Like wonder-wounded hearers? This is I,
Hamlet the Dane.
, coming out of the grave
The devil take thy soul!
Thou pray’st not well.They grapple.
I prithee take thy fingers from my throat,
For though I am not splenitive and rash,
Yet have I in me something dangerous,
Which let thy wisdom fear. Hold off thy hand.
Pluck them asunder.
Good my lord, be quiet.
Hamlet and Laertes are separated.
Why, I will fight with him upon this theme
Until my eyelids will no longer wag!
O my son, what theme?
I loved Ophelia. Forty thousand brothers
Could not with all their quantity of love
Make up my sum. What wilt thou do for her?
O, he is mad, Laertes!
For love of God, forbear him.
’Swounds, show me what thou ’t do.
Woo’t weep, woo’t fight, woo’t fast, woo’t tear
Woo’t drink up eisel, eat a crocodile?
I’ll do ’t. Dost thou come here to whine?
To outface me with leaping in her grave?
Be buried quick with her, and so will I.
And if thou prate of mountains, let them throw
Millions of acres on us, till our ground,
Singeing his pate against the burning zone,
Make Ossa like a wart. Nay, an thou ’lt mouth,
I’ll rant as well as thou.
This is mere madness;
And thus awhile the fit will work on him.
Anon, as patient as the female dove
When that her golden couplets are disclosed,
His silence will sit drooping.
Hear you, sir,
What is the reason that you use me thus?
I loved you ever. But it is no matter.
Let Hercules himself do what he may,
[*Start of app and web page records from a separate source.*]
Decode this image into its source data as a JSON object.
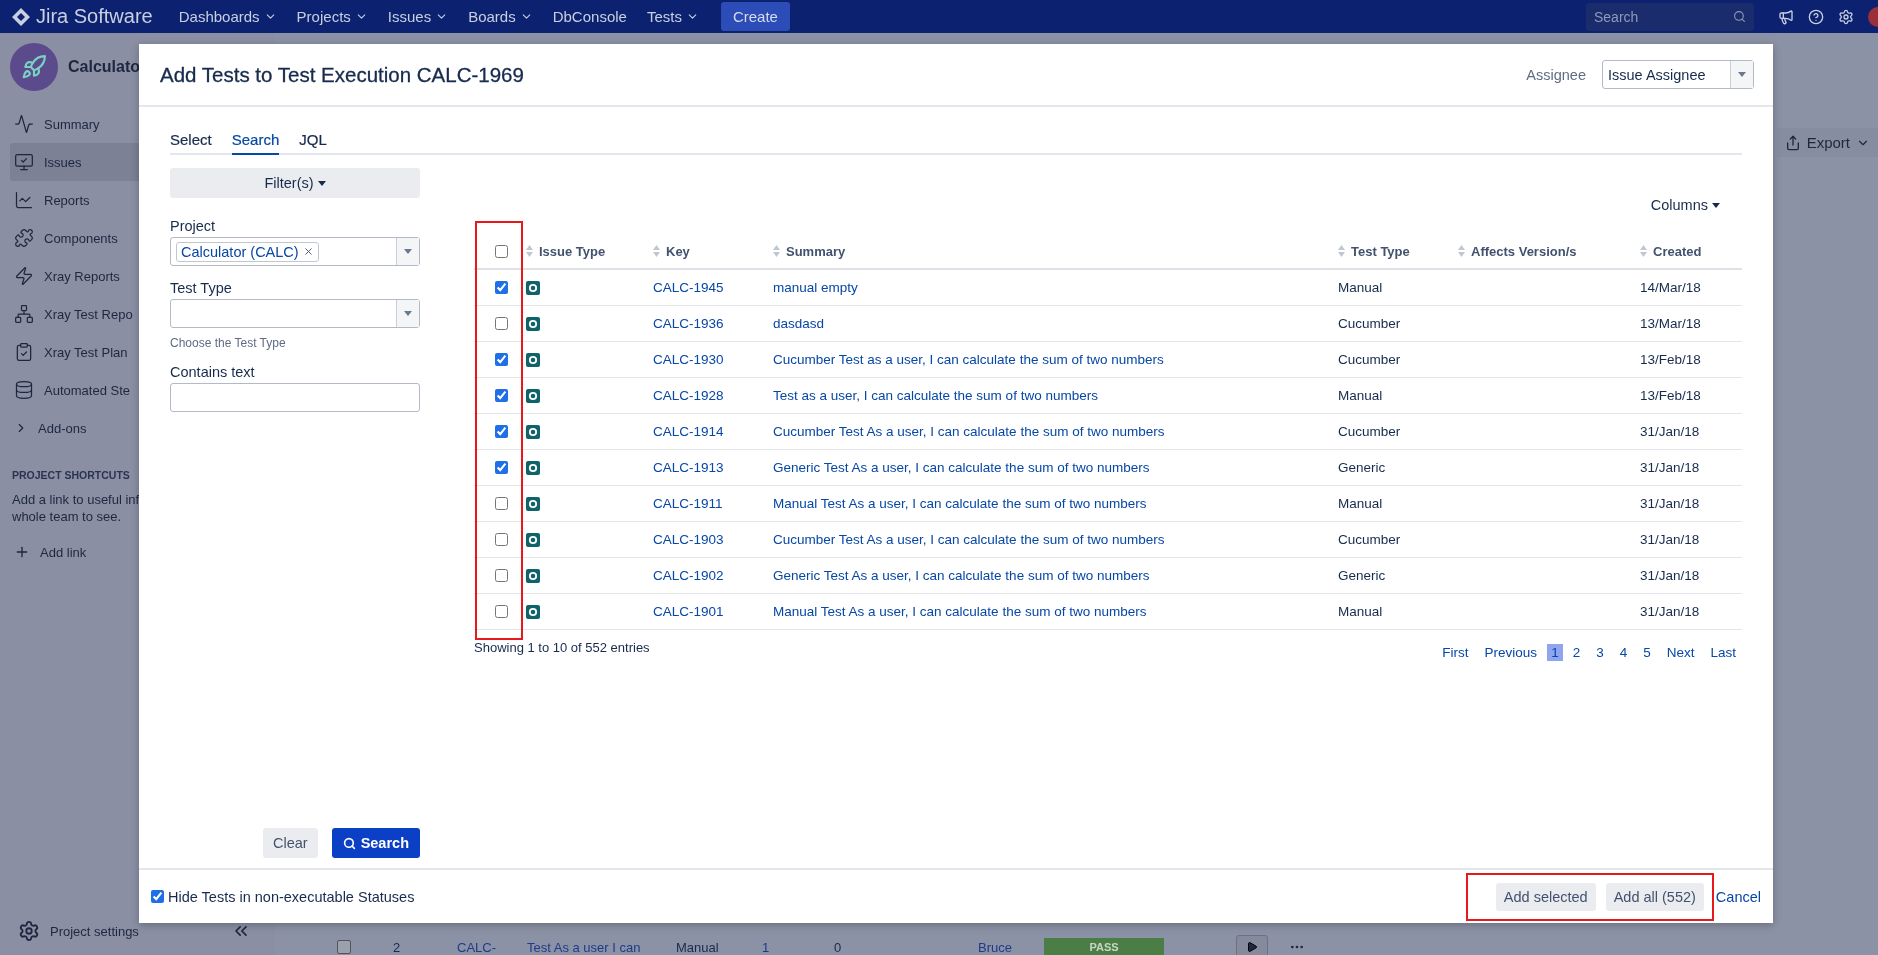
{
  "nav": {
    "logo": "Jira Software",
    "menus": [
      {
        "label": "Dashboards",
        "dropdown": true
      },
      {
        "label": "Projects",
        "dropdown": true
      },
      {
        "label": "Issues",
        "dropdown": true
      },
      {
        "label": "Boards",
        "dropdown": true
      },
      {
        "label": "DbConsole",
        "dropdown": false
      },
      {
        "label": "Tests",
        "dropdown": true
      }
    ],
    "create": "Create",
    "search_placeholder": "Search"
  },
  "sidebar": {
    "project": "Calculato",
    "items": [
      {
        "label": "Summary",
        "selected": false
      },
      {
        "label": "Issues",
        "selected": true
      },
      {
        "label": "Reports",
        "selected": false
      },
      {
        "label": "Components",
        "selected": false
      },
      {
        "label": "Xray Reports",
        "selected": false
      },
      {
        "label": "Xray Test Repo",
        "selected": false
      },
      {
        "label": "Xray Test Plan",
        "selected": false
      },
      {
        "label": "Automated Ste",
        "selected": false
      }
    ],
    "addons": "Add-ons",
    "shortcuts_heading": "PROJECT SHORTCUTS",
    "shortcuts_lines": [
      "Add a link to useful inf",
      "whole team to see."
    ],
    "add_link": "Add link",
    "settings": "Project settings"
  },
  "page": {
    "export": "Export",
    "background_row": {
      "checked": false,
      "number": "2",
      "key": "CALC-",
      "summary": "Test As a user I can",
      "type": "Manual",
      "count_1": "1",
      "count_2": "0",
      "assignee": "Bruce",
      "status": "PASS"
    }
  },
  "dialog": {
    "title": "Add Tests to Test Execution CALC-1969",
    "assignee_label": "Assignee",
    "assignee_value": "Issue Assignee",
    "tabs": [
      {
        "label": "Select",
        "selected": false
      },
      {
        "label": "Search",
        "selected": true
      },
      {
        "label": "JQL",
        "selected": false
      }
    ],
    "filters_button": "Filter(s)",
    "fields": [
      {
        "kind": "tags",
        "label": "Project",
        "tags": [
          "Calculator (CALC)"
        ]
      },
      {
        "kind": "select",
        "label": "Test Type",
        "hint": "Choose the Test Type"
      },
      {
        "kind": "text",
        "label": "Contains text"
      }
    ],
    "clear": "Clear",
    "search": "Search",
    "columns_button": "Columns",
    "table": {
      "select_all": false,
      "columns": [
        "Issue Type",
        "Key",
        "Summary",
        "Test Type",
        "Affects Version/s",
        "Created"
      ],
      "rows": [
        {
          "selected": true,
          "key": "CALC-1945",
          "summary": "manual empty",
          "test_type": "Manual",
          "created": "14/Mar/18"
        },
        {
          "selected": false,
          "key": "CALC-1936",
          "summary": "dasdasd",
          "test_type": "Cucumber",
          "created": "13/Mar/18"
        },
        {
          "selected": true,
          "key": "CALC-1930",
          "summary": "Cucumber Test as a user, I can calculate the sum of two numbers",
          "test_type": "Cucumber",
          "created": "13/Feb/18"
        },
        {
          "selected": true,
          "key": "CALC-1928",
          "summary": "Test as a user, I can calculate the sum of two numbers",
          "test_type": "Manual",
          "created": "13/Feb/18"
        },
        {
          "selected": true,
          "key": "CALC-1914",
          "summary": "Cucumber Test As a user, I can calculate the sum of two numbers",
          "test_type": "Cucumber",
          "created": "31/Jan/18"
        },
        {
          "selected": true,
          "key": "CALC-1913",
          "summary": "Generic Test As a user, I can calculate the sum of two numbers",
          "test_type": "Generic",
          "created": "31/Jan/18"
        },
        {
          "selected": false,
          "key": "CALC-1911",
          "summary": "Manual Test As a user, I can calculate the sum of two numbers",
          "test_type": "Manual",
          "created": "31/Jan/18"
        },
        {
          "selected": false,
          "key": "CALC-1903",
          "summary": "Cucumber Test As a user, I can calculate the sum of two numbers",
          "test_type": "Cucumber",
          "created": "31/Jan/18"
        },
        {
          "selected": false,
          "key": "CALC-1902",
          "summary": "Generic Test As a user, I can calculate the sum of two numbers",
          "test_type": "Generic",
          "created": "31/Jan/18"
        },
        {
          "selected": false,
          "key": "CALC-1901",
          "summary": "Manual Test As a user, I can calculate the sum of two numbers",
          "test_type": "Manual",
          "created": "31/Jan/18"
        }
      ]
    },
    "info": "Showing 1 to 10 of 552 entries",
    "pages": [
      {
        "label": "First",
        "selected": false
      },
      {
        "label": "Previous",
        "selected": false
      },
      {
        "label": "1",
        "selected": true
      },
      {
        "label": "2",
        "selected": false
      },
      {
        "label": "3",
        "selected": false
      },
      {
        "label": "4",
        "selected": false
      },
      {
        "label": "5",
        "selected": false
      },
      {
        "label": "Next",
        "selected": false
      },
      {
        "label": "Last",
        "selected": false
      }
    ],
    "footer": {
      "hide_tests": {
        "label": "Hide Tests in non-executable Statuses",
        "checked": true
      },
      "add_selected": "Add selected",
      "add_all": "Add all (552)",
      "cancel": "Cancel"
    }
  }
}
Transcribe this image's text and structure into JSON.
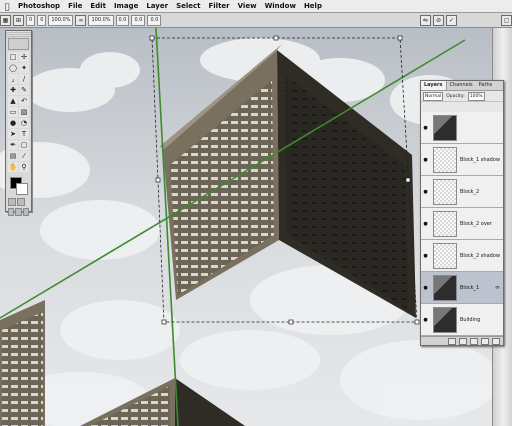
{
  "menubar": {
    "app_name": "Photoshop",
    "items": [
      "File",
      "Edit",
      "Image",
      "Layer",
      "Select",
      "Filter",
      "View",
      "Window",
      "Help"
    ]
  },
  "options_bar": {
    "fields": [
      "0",
      "0",
      "100.0%",
      "0",
      "100.0%",
      "0.0",
      "0.0",
      "0.0"
    ]
  },
  "layers_panel": {
    "tabs": [
      "Layers",
      "Channels",
      "Paths"
    ],
    "blend_mode": "Normal",
    "opacity_label": "Opacity:",
    "opacity_value": "100%",
    "layers": [
      {
        "name": "",
        "visible": true,
        "selected": false,
        "thumb": "building"
      },
      {
        "name": "Block_1 shadow",
        "visible": true,
        "selected": false,
        "thumb": "transparent"
      },
      {
        "name": "Block_2",
        "visible": true,
        "selected": false,
        "thumb": "transparent"
      },
      {
        "name": "Block_2 over",
        "visible": true,
        "selected": false,
        "thumb": "transparent"
      },
      {
        "name": "Block_2 shadow",
        "visible": true,
        "selected": false,
        "thumb": "transparent"
      },
      {
        "name": "Block_1",
        "visible": true,
        "selected": true,
        "thumb": "building"
      },
      {
        "name": "Building",
        "visible": true,
        "selected": false,
        "thumb": "building"
      }
    ]
  },
  "colors": {
    "guide_green": "#3f8a2e",
    "selection_layer": "#bcc3cf",
    "building_dark": "#2c2a24",
    "building_light": "#8b8070"
  },
  "icons": [
    "apple-icon",
    "move-tool-icon",
    "marquee-tool-icon",
    "lasso-tool-icon",
    "brush-tool-icon",
    "eye-icon",
    "link-icon"
  ]
}
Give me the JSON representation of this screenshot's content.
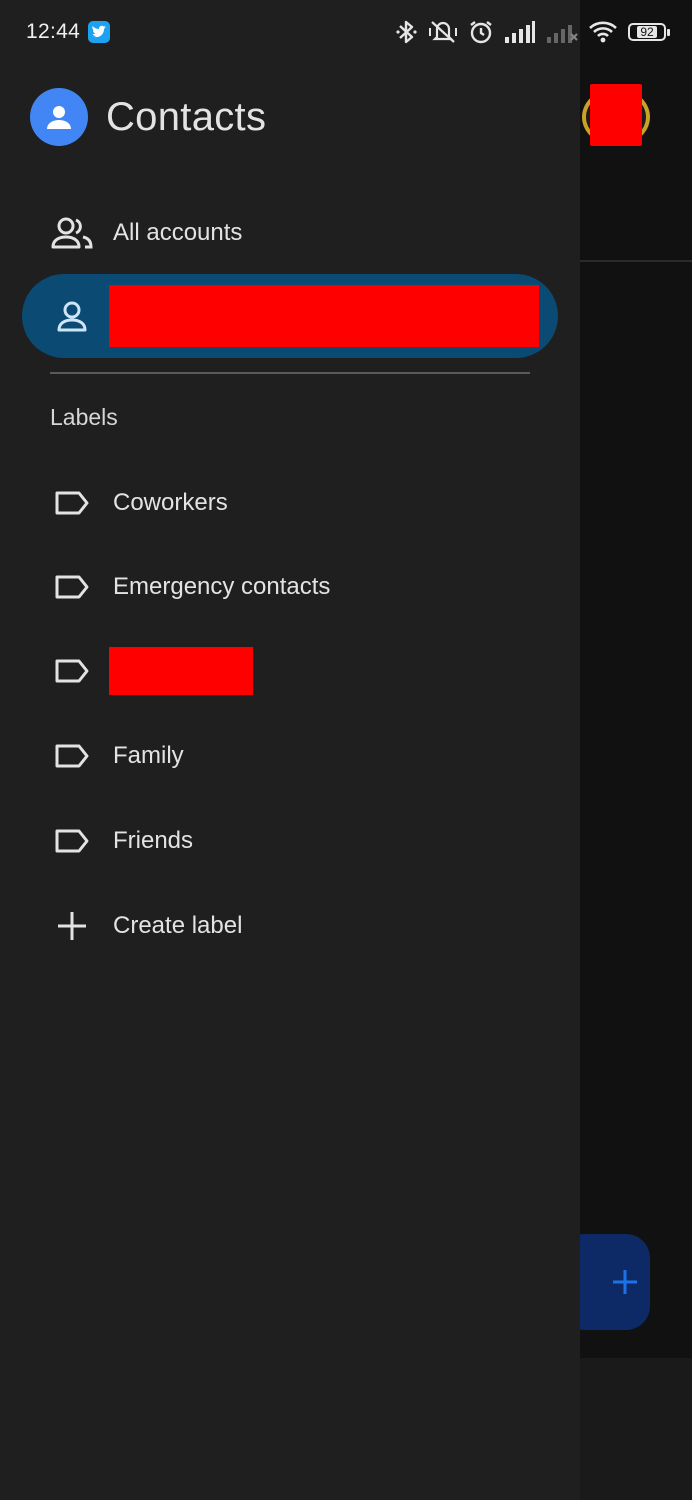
{
  "status_bar": {
    "time": "12:44",
    "battery": "92"
  },
  "drawer": {
    "app_title": "Contacts",
    "accounts": {
      "all_accounts": "All accounts"
    },
    "labels_heading": "Labels",
    "labels": [
      {
        "label": "Coworkers"
      },
      {
        "label": "Emergency contacts"
      },
      {
        "label": "Family"
      },
      {
        "label": "Friends"
      }
    ],
    "create_label": "Create label"
  },
  "colors": {
    "drawer_bg": "#1f1f20",
    "active_item_bg": "#0a4a73",
    "accent_blue": "#4285f4",
    "fab_bg": "#0d2a66",
    "redaction": "#ff0000"
  },
  "icons": {
    "all_accounts": "people-icon",
    "account": "person-icon",
    "label": "label-outline-icon",
    "create": "plus-icon"
  }
}
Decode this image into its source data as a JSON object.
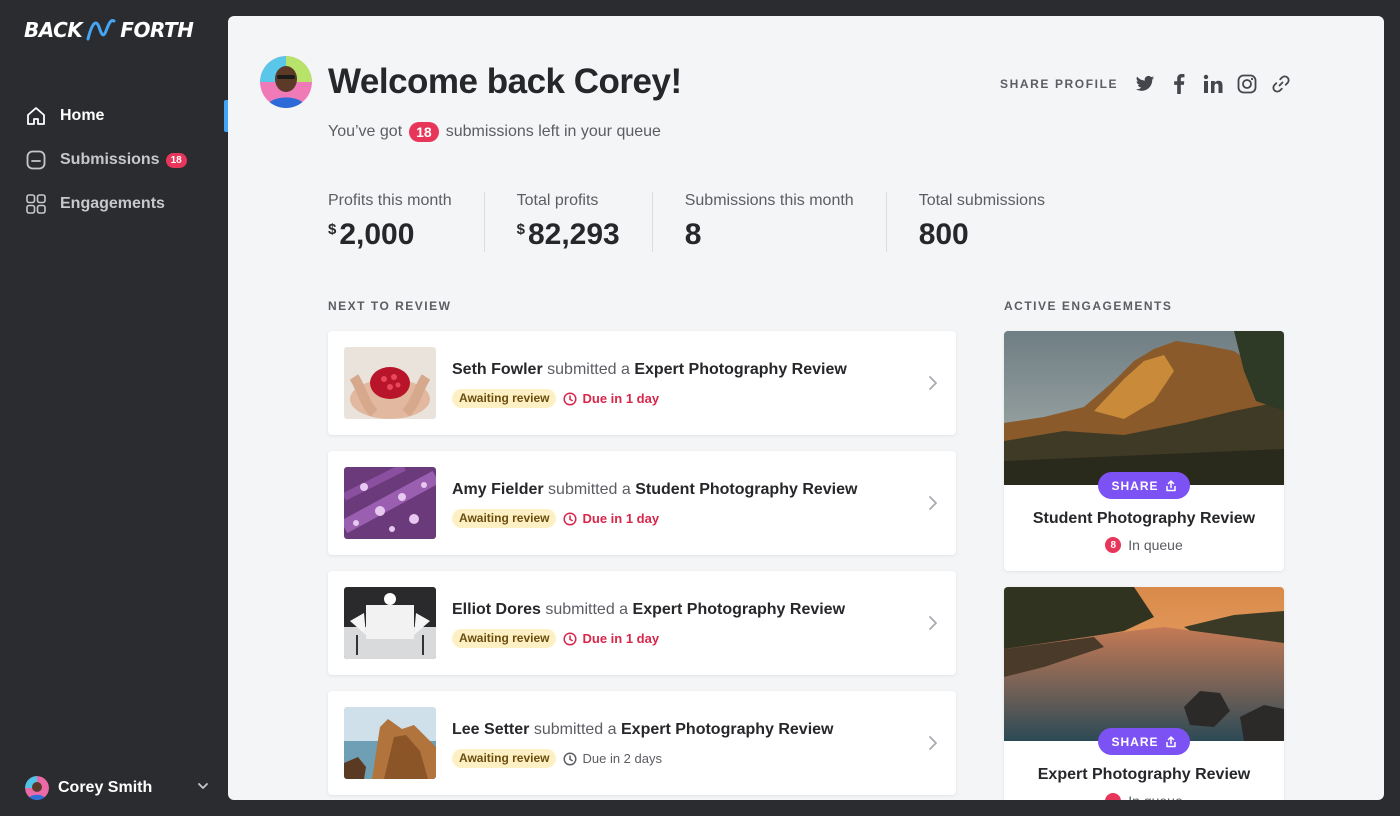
{
  "brand": {
    "left": "BACK",
    "right": "FORTH",
    "accent": "#45a5f5"
  },
  "nav": {
    "items": [
      {
        "label": "Home",
        "icon": "home-icon"
      },
      {
        "label": "Submissions",
        "icon": "folder-icon",
        "badge": "18"
      },
      {
        "label": "Engagements",
        "icon": "grid-icon"
      }
    ]
  },
  "user": {
    "name": "Corey Smith"
  },
  "header": {
    "welcome": "Welcome back Corey!",
    "queue_prefix": "You’ve got",
    "queue_count": "18",
    "queue_suffix": "submissions left in your queue",
    "share_label": "SHARE PROFILE",
    "social_icons": [
      "twitter-icon",
      "facebook-icon",
      "linkedin-icon",
      "instagram-icon",
      "link-icon"
    ]
  },
  "stats": [
    {
      "label": "Profits this month",
      "currency": "$",
      "value": "2,000"
    },
    {
      "label": "Total profits",
      "currency": "$",
      "value": "82,293"
    },
    {
      "label": "Submissions this month",
      "value": "8"
    },
    {
      "label": "Total submissions",
      "value": "800"
    }
  ],
  "next_to_review": {
    "title": "NEXT TO REVIEW",
    "connector": "submitted a",
    "items": [
      {
        "name": "Seth Fowler",
        "review": "Expert Photography Review",
        "status": "Awaiting review",
        "due": "Due in 1 day"
      },
      {
        "name": "Amy Fielder",
        "review": "Student Photography Review",
        "status": "Awaiting review",
        "due": "Due in 1 day"
      },
      {
        "name": "Elliot Dores",
        "review": "Expert Photography Review",
        "status": "Awaiting review",
        "due": "Due in 1 day"
      },
      {
        "name": "Lee Setter",
        "review": "Expert Photography Review",
        "status": "Awaiting review",
        "due": "Due in 2 days"
      }
    ]
  },
  "active_engagements": {
    "title": "ACTIVE ENGAGEMENTS",
    "share_label": "SHARE",
    "queue_label": "In queue",
    "items": [
      {
        "title": "Student Photography Review",
        "count": "8"
      },
      {
        "title": "Expert Photography Review",
        "count": ""
      }
    ]
  }
}
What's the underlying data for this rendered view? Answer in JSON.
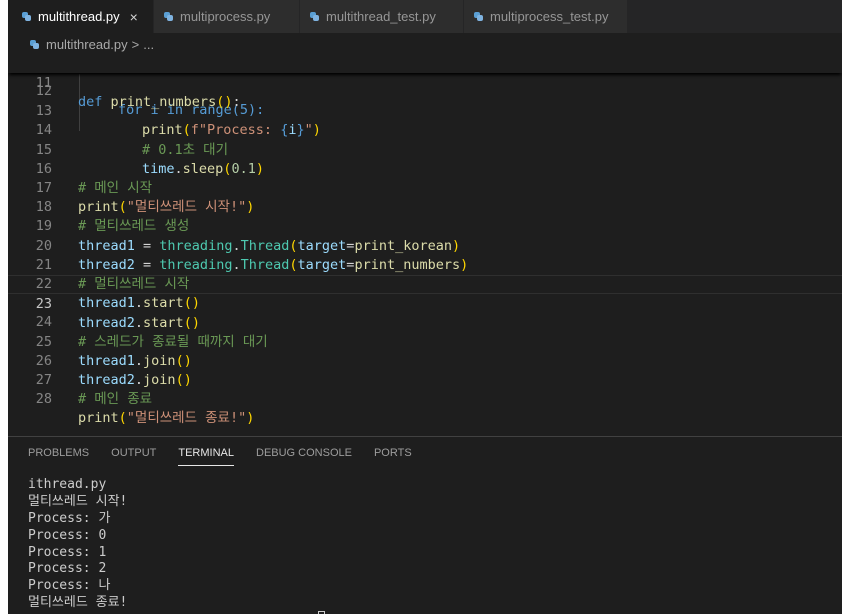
{
  "tabs": [
    {
      "label": "multithread.py",
      "active": true,
      "close": "×"
    },
    {
      "label": "multiprocess.py",
      "active": false
    },
    {
      "label": "multithread_test.py",
      "active": false
    },
    {
      "label": "multiprocess_test.py",
      "active": false
    }
  ],
  "breadcrumb": {
    "file": "multithread.py",
    "separator": ">",
    "rest": "..."
  },
  "editor": {
    "sticky_line": {
      "number": "11",
      "keyword": "def",
      "name": "print_numbers",
      "paren": "()",
      "colon": ":"
    },
    "partial_line": {
      "number": "12",
      "text": "for i in range(5):"
    },
    "lines": [
      {
        "number": "13",
        "t1": "print",
        "t2": "(",
        "t3": "f\"Process: ",
        "t4": "{",
        "t5": "i",
        "t6": "}",
        "t7": "\"",
        "t8": ")"
      },
      {
        "number": "14",
        "comment": "# 0.1초 대기"
      },
      {
        "number": "15",
        "t1": "time",
        "t2": ".",
        "t3": "sleep",
        "t4": "(",
        "t5": "0.1",
        "t6": ")"
      },
      {
        "number": "16",
        "comment": "# 메인 시작"
      },
      {
        "number": "17",
        "t1": "print",
        "t2": "(",
        "t3": "\"멀티쓰레드 시작!\"",
        "t4": ")"
      },
      {
        "number": "18",
        "comment": "# 멀티쓰레드 생성"
      },
      {
        "number": "19",
        "t1": "thread1",
        "t2": " = ",
        "t3": "threading",
        "t4": ".",
        "t5": "Thread",
        "t6": "(",
        "t7": "target",
        "t8": "=",
        "t9": "print_korean",
        "t10": ")"
      },
      {
        "number": "20",
        "t1": "thread2",
        "t2": " = ",
        "t3": "threading",
        "t4": ".",
        "t5": "Thread",
        "t6": "(",
        "t7": "target",
        "t8": "=",
        "t9": "print_numbers",
        "t10": ")"
      },
      {
        "number": "21",
        "comment": "# 멀티쓰레드 시작"
      },
      {
        "number": "22",
        "t1": "thread1",
        "t2": ".",
        "t3": "start",
        "t4": "()"
      },
      {
        "number": "23",
        "t1": "thread2",
        "t2": ".",
        "t3": "start",
        "t4": "()"
      },
      {
        "number": "24",
        "comment": "# 스레드가 종료될 때까지 대기"
      },
      {
        "number": "25",
        "t1": "thread1",
        "t2": ".",
        "t3": "join",
        "t4": "()"
      },
      {
        "number": "26",
        "t1": "thread2",
        "t2": ".",
        "t3": "join",
        "t4": "()"
      },
      {
        "number": "27",
        "comment": "# 메인 종료"
      },
      {
        "number": "28",
        "t1": "print",
        "t2": "(",
        "t3": "\"멀티쓰레드 종료!\"",
        "t4": ")"
      }
    ]
  },
  "panel": {
    "tabs": [
      "PROBLEMS",
      "OUTPUT",
      "TERMINAL",
      "DEBUG CONSOLE",
      "PORTS"
    ],
    "active_tab": "TERMINAL",
    "terminal_lines": [
      "ithread.py",
      "멀티쓰레드 시작!",
      "Process: 가",
      "Process: 0",
      "Process: 1",
      "Process: 2",
      "Process: 나",
      "멀티쓰레드 종료!"
    ]
  },
  "colors": {
    "editor_bg": "#1e1e1e",
    "keyword": "#569cd6",
    "function": "#dcdcaa",
    "string": "#ce9178",
    "comment": "#6a9955",
    "variable": "#9cdcfe",
    "class": "#4ec9b0"
  }
}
The cat will mew, and dog will have his day.
I pray thee, good Horatio, wait upon him.
Strengthen your patience in our last
We’ll put the matter to the present push.—
Good Gertrude, set some watch over your son.—
This grave shall have a living monument.
An hour of quiet thereby shall we see.
Till then in patience our proceeding be.